Model tested: Genesis G70 AWD 3.3T Sport
Engine: 3.3-liter twin-turbo V6
Horsepower: 365 • Torque: 376 lb.ft.
Transmission: 8-speed automatic SHIFTRONIC w/paddle shifters
EPA ratings: 17/city, 24/highway, 20/combined
Base price: $57,750 • As tested: $58,745
Overview: There’s lots of reasons the Genesis G70 compact sport sedan was named the North American Car of the Year among other awards it’s earned. This is just a great car. The product of Hyundai’s luxury Genesis brand, the G70 joins the larger G80 and G90 sedans — and is a close relative of Kia’s Stinger. With sport sedans such as the BMW 3-Series, Audi A4 and Mercedes-Benz C-Class in its crosshairs, the G70 offers serious competition on every level. There are 12 versions of two basic models — the 2.0T with a turbocharged 4-cylinder, and our test driver, which this review will focus on, the V6, 3.3T Sport. Rear-wheel drive is standard.
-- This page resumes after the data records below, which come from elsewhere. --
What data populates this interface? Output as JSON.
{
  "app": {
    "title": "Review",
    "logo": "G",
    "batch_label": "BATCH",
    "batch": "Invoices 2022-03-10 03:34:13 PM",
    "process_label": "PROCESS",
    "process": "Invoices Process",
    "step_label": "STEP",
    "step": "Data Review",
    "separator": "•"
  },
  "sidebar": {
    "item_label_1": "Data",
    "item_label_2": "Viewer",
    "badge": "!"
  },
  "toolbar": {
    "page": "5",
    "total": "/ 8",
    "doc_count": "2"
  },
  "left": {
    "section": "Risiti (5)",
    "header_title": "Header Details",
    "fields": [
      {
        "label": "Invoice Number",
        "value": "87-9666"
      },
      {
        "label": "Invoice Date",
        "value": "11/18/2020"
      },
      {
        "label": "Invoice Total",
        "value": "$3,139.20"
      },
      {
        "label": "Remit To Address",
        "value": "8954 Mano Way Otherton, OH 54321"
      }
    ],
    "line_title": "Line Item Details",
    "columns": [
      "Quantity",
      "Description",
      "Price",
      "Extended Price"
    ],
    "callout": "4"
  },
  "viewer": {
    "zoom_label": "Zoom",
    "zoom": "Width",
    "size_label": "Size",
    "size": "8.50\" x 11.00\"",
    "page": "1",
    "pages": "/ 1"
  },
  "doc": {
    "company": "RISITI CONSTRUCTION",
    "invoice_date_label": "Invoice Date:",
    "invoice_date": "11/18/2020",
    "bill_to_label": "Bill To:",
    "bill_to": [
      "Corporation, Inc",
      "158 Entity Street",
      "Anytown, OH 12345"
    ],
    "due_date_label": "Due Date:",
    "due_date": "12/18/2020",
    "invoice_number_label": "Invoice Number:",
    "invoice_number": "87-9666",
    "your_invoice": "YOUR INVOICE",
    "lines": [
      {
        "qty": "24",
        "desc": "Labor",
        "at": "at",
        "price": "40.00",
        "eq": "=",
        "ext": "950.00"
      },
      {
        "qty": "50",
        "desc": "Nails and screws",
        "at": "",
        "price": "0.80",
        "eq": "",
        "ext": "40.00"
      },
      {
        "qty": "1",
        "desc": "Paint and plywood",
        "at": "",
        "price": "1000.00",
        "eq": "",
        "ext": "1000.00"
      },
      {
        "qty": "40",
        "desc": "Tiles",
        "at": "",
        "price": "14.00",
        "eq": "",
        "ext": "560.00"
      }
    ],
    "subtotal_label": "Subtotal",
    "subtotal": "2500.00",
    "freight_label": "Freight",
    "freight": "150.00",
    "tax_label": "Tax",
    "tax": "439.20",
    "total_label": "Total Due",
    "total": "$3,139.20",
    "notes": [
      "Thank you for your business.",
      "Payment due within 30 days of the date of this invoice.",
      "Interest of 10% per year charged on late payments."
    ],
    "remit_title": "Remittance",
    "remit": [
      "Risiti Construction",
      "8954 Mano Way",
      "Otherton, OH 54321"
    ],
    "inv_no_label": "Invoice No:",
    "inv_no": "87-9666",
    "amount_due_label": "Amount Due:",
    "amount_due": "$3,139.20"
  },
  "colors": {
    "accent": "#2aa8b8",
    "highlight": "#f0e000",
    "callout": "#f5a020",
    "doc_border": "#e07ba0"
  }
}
Unlike Kia’s Stinger, the G70 can be equipped with a manual gearbox instead of an automatic. All-wheel drive is available on all models except the manual-transmission 2.0T Sport. The V-6 sedans and the 2.0T Sport feature a limited-slip differential for improved cornering and control. Brembo brakes are available, and options include 15-speaker Lexicon audio. Numerous safety features are standard, including adaptive cruise control, forward-collision warning with pedestrian detection and automatic emergency braking, and active lane control. Blind-spot monitoring includes rear cross-traffic warnings. Also standard are rearview camera, driver attention warning and automatic high-beams.
Walkaround: With a wheelbase nearly 3 inches shorter than its cousin Stinger, the G70 is 5.8 inches shorter overall. The long, creased hood and hexagonal mesh grille showcase the winged Genesis badge, while front fenders, lower bumpers, energetic air intakes and the nose itself express aggressiveness. With styling descending from the larger G80, designers blended the aggressive stance with premium styling, creating a sedan that can be branded both sporty and luxurious.
Interior: Horizontal lines define the dashboard. The center stack and small-diameter steering wheel are orientated toward the driver, while the infotainment screen is center-positioned. Diamond-tufted leather upholstery and knurled dials add luxury touches. Front seats are supportive, sporty and spacious, as well as substantially bolstered, offering long-term comfort. Back-seat space is acceptable for adults but somewhat tight for taller riders. The 10.5-cubic-foot trunk is surprisingly small for this class car, but the rear seats fold down.
Behind the Wheel: The G70 delivers nimble, yet predictable handling, while ride quality is firm but not excessively harsh. Though reasonably quiet, the V-6 can howl if pushed hard, and road noise is evident on some pavement surfaces. On-road dynamics are exceptional, with the potent V6 doing 0-to-60 in 4.5 seconds. The 8-speed automatic delivers responsive shifting, and rev-matching smoothing downshifts during high-performance driving.
Bottom Line: Hyundai’s Genesis brand has created a very worthy competitor worth looking at if you’re considering European entry-luxury sport sedans. Genesis’ G70 offers a broad variety of trim levels, exceptional standard equipment, outstanding performance and value pricing.